Plant–soil interactions alter nitrogen and phosphorus dynamics in an advancing subarctic treeline

Fetzer J., Moiseev P., Frossard E., Kaiser K., Mayer M., Gavazov K. & Hagedorn F.
Global Change Biology
30: e17200 [18 p.]
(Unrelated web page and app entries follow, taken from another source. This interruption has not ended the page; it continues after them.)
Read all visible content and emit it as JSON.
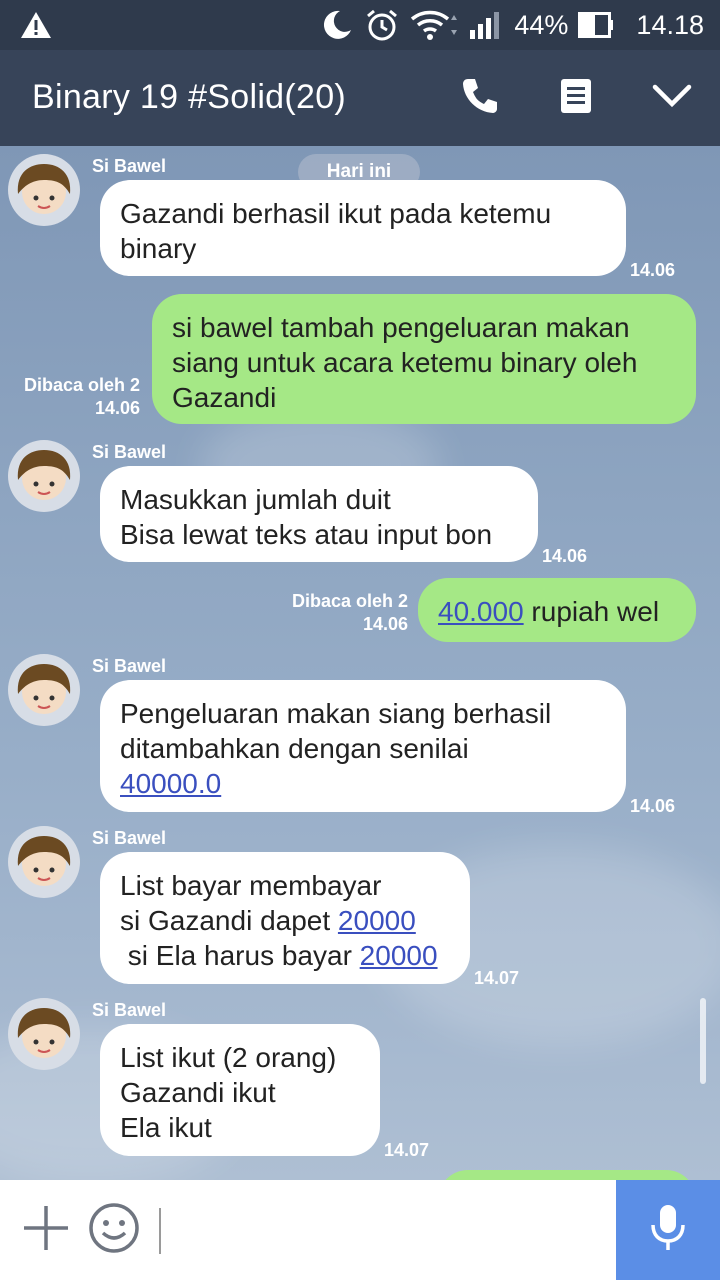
{
  "status_bar": {
    "battery": "44%",
    "time": "14.18"
  },
  "header": {
    "title": "Binary 19 #Solid(20)"
  },
  "day_separator": "Hari ini",
  "messages": [
    {
      "sender": "Si Bawel",
      "lines": [
        [
          "Gazandi berhasil ikut pada ketemu"
        ],
        [
          "binary"
        ]
      ],
      "time": "14.06"
    },
    {
      "read_label": "Dibaca oleh 2",
      "time": "14.06",
      "lines": [
        [
          "si bawel tambah pengeluaran makan"
        ],
        [
          "siang untuk acara ketemu binary oleh"
        ],
        [
          "Gazandi"
        ]
      ]
    },
    {
      "sender": "Si Bawel",
      "lines": [
        [
          "Masukkan jumlah duit"
        ],
        [
          "Bisa lewat teks atau input bon"
        ]
      ],
      "time": "14.06"
    },
    {
      "read_label": "Dibaca oleh 2",
      "time": "14.06",
      "link": "40.000",
      "text": " rupiah wel"
    },
    {
      "sender": "Si Bawel",
      "lines": [
        [
          "Pengeluaran makan siang berhasil"
        ],
        [
          "ditambahkan dengan senilai"
        ]
      ],
      "link": "40000.0",
      "time": "14.06"
    },
    {
      "sender": "Si Bawel",
      "line1": "List bayar membayar",
      "line2_text": "si Gazandi dapet ",
      "line2_link": "20000",
      "line3_text": " si Ela harus bayar ",
      "line3_link": "20000",
      "time": "14.07"
    },
    {
      "sender": "Si Bawel",
      "lines": [
        [
          "List ikut (2 orang)"
        ],
        [
          "Gazandi ikut"
        ],
        [
          "Ela ikut"
        ]
      ],
      "time": "14.07"
    }
  ],
  "icons": {
    "warning": "warning-icon",
    "dnd": "moon-icon",
    "alarm": "alarm-icon",
    "wifi": "wifi-icon",
    "signal": "signal-icon",
    "battery": "battery-icon",
    "call": "phone-icon",
    "notes": "notes-icon",
    "expand": "chevron-down-icon",
    "add": "plus-icon",
    "emoji": "smiley-icon",
    "mic": "mic-icon"
  },
  "colors": {
    "header_bg": "#374459",
    "outgoing_bubble": "#a5e886",
    "incoming_bubble": "#ffffff",
    "link": "#3a4fbf",
    "mic_button": "#5b8ee6"
  }
}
Treelines advance due to climate warming. The impacts of this vegetation shift on plant–soil nutrient cycling are still uncertain, yet highly relevant as nutrient availability stimulates tree growth. Here, we investigated nitrogen (N) and phosphorus (P) in plant and soil pools along two tundra–forest transects on Kola Peninsula, Russia, with a documented elevation shift of birch-dominated treeline by 70 m during the last 50 years. Results show that although total N and P stocks in the soil–plant system did not change with elevation, their distribution was significantly altered. With the transition from high-elevation tundra to low-elevation forest, P stocks in stones decreased, possibly reflecting enhanced weathering. In contrast, N and P stocks in plant biomass approximately tripled and available P and N in the soil increased fivefold toward the forest. This was paralleled by decreasing carbon (C)-to-nutrient ratios in foliage and litter, smaller C:N:P ratios in microbial biomass, and lower enzymatic activities related to N and P acquisition in forest soils. An incubation experiment further demonstrated manifold higher N and P net mineralization rates in litter and soil in forest compared to tundra, likely due to smaller C:N:P ratios in decomposing organic matter. Overall, our results show that forest expansion increases the mobilization of available nutrients through enhanced weathering and positive plant–soil feedback, with nutrient-rich forest litter releasing greater amounts of N and P upon decomposition. While the low N and P availability in tundra may retard treeline advances, its improvement toward the forest likely promotes tree growth and forest development. Keywords: biogeochemistry, climate change, elevation gradient, extracellular enzymatic activity, forest, microbial biomass, nutrient cycling, stoichiometry, tundra.
Friday, 15 March 2024 12:16